Now, the first thing people often say when they see the tiles is "man, there's a lot of water on Athas!" There's no less than three forum topics that bring this up.
The argument for the water goes that the designers didn't want to limit the tiles to a single campaign setting: Dark Sun. Which is total B.S. because every campaign setting has some desert. A pure desert set would be just as useful for Dragonlance or the Forgotten Realms or Greyhawk. If some variety was needed they could have done some desert variants, such as dried and cracked wastelands, or lava fields, or stony plains. (Heck, barren stony terrain would also be useful for mountain encounters.) Instead, they added water.
A full set of blank featureless desert is boring. Very boring. You just need a blank grid for that. The same could be said for plains, and yet the first wilderness set had its share of grassland. But no combat should ever, ever take place on a featureless map, and you only ever need dungeon tiles for encounters, so that point is moot. The trick is, you need some open sand and then some other tiles to add detail and terrain, such as a steep dune ridge or rocky outcroppings, or a small set of ruins, or a well-travelled road. Then there are the desert staples such as sun-bleached, small oasis, or a shallow gorge.

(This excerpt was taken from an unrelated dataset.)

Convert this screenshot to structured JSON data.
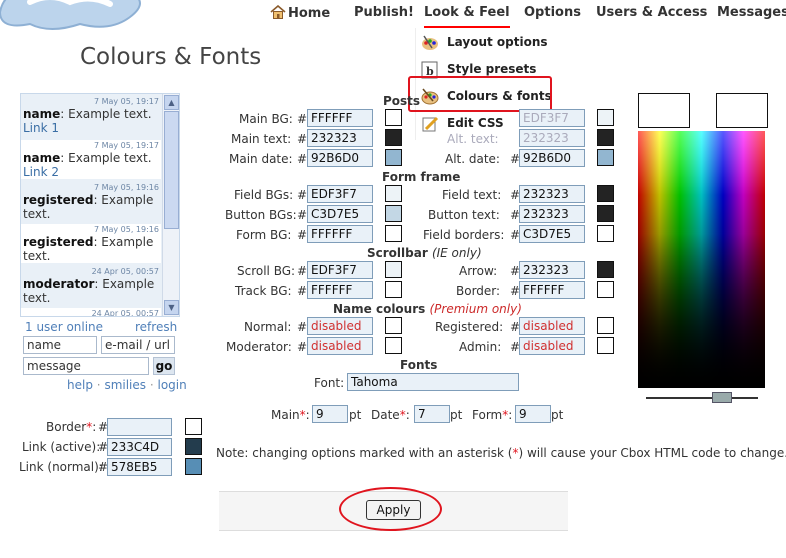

Returning to an earlier point, the problem with this set's design is that it tries to do two things at once and thus fails at both. We needed a good desert set and we needed a good water set. And now we kinda have both but really have neither.
And we did not just need open water tiles, which could also be detailed with a blank featureless map. We needed a water set with open water AND water terrain: flotsam, Sargasso seaweed, ruined ships, reef, submerged rocks, whirlpool, etc. But we don't see any of that in the desert set, just open water.
Because I know I'll need desert tiles and water tiles I'll buy a set, likely two to get remotely close to the tiles I'll need. But I would have preferred two separate sets for a real variety of terrain.
In the meantime, I'll probably have to supplement my Dungeon Tiles with the competitor's desert set.
The whole "water set" issue has an element of insult to its injury, because the desert set is the first set to have a small boat tile. Repeating, the desert set introduces boats.
Now, this wasn't the only place D&D players could have found boat tiles, as the RPG gave out two sheets of boats as a DM reward a couple years back. And they're fantastic! Multiple sizes of ship and a deck that can be flipped-over to reveal the interior. Great stuff.
But good luck finding a set, as they were running at $50 on eBay last year, and are now likely even harder to find.
(WotC seems to be intent on giving money to their competitor.)
If a sea set is ever done they'll probably be tempted not to reprint the ships, to keep the reward special. But there's no reason they couldn't do a set of slightly different ships. And they should because every D&D adventure needs to go on the sea at some point. And the ships work just as well as spelljamming vessels or astral skiffs.
Every DM needs a set of boat tiles; even if it doesn't fit your current campaign you fill find a way to use them. You always find a way to make-use of products you have.